■ WORK ITEM ■
A single number is the whole answer: how many lines in this listing contain "TOTAL".

-- Opening Marker --

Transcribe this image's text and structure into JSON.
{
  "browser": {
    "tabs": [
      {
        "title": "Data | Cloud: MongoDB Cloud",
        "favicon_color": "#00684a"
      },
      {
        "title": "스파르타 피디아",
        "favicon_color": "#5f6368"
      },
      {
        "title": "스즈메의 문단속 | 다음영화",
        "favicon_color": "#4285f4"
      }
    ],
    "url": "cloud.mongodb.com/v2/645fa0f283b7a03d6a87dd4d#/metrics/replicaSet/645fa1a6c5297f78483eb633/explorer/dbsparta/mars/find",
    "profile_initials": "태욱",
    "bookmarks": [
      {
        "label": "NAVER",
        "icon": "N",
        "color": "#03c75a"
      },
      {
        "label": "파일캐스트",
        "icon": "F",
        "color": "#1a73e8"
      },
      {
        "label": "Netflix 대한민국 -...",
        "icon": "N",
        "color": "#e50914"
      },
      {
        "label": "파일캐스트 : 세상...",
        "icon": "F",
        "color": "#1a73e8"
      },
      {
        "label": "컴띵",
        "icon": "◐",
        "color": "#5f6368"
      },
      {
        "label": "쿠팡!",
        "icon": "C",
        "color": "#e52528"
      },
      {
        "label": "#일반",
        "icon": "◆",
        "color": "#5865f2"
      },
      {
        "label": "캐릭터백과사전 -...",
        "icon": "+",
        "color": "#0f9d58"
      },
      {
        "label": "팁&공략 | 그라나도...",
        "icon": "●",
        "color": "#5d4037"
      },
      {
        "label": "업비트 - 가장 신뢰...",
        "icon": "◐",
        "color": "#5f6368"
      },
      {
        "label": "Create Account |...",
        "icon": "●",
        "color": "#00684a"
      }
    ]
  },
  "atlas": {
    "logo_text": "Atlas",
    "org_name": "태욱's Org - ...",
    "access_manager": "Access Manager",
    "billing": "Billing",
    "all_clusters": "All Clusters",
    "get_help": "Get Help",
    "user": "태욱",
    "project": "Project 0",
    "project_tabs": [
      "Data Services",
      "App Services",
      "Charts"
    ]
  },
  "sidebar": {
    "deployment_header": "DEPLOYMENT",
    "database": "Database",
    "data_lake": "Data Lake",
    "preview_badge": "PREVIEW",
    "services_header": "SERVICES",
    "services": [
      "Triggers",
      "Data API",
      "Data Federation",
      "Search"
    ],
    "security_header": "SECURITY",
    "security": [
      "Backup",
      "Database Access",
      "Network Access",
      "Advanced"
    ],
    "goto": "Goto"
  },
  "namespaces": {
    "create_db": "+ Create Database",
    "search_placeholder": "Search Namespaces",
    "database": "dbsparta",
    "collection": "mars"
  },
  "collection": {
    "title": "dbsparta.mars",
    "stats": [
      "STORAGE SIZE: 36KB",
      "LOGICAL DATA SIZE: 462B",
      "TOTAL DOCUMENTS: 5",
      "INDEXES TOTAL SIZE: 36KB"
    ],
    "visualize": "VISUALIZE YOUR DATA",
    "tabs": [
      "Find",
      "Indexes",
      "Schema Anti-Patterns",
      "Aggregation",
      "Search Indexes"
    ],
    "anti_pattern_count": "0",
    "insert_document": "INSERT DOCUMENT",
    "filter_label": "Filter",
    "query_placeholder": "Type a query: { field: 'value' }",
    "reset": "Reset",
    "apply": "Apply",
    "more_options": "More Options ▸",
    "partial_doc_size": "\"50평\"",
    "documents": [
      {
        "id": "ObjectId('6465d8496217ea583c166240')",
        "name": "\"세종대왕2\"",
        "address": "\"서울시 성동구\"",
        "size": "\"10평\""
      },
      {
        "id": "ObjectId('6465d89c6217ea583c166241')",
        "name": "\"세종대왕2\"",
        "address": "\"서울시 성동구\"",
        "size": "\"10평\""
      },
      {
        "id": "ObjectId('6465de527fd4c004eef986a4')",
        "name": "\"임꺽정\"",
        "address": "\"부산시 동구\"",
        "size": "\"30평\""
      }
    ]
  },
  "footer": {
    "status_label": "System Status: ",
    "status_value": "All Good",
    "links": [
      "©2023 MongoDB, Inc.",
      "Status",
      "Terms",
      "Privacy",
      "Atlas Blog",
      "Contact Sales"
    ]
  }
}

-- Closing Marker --

■ YOUR SOLUTION ■
2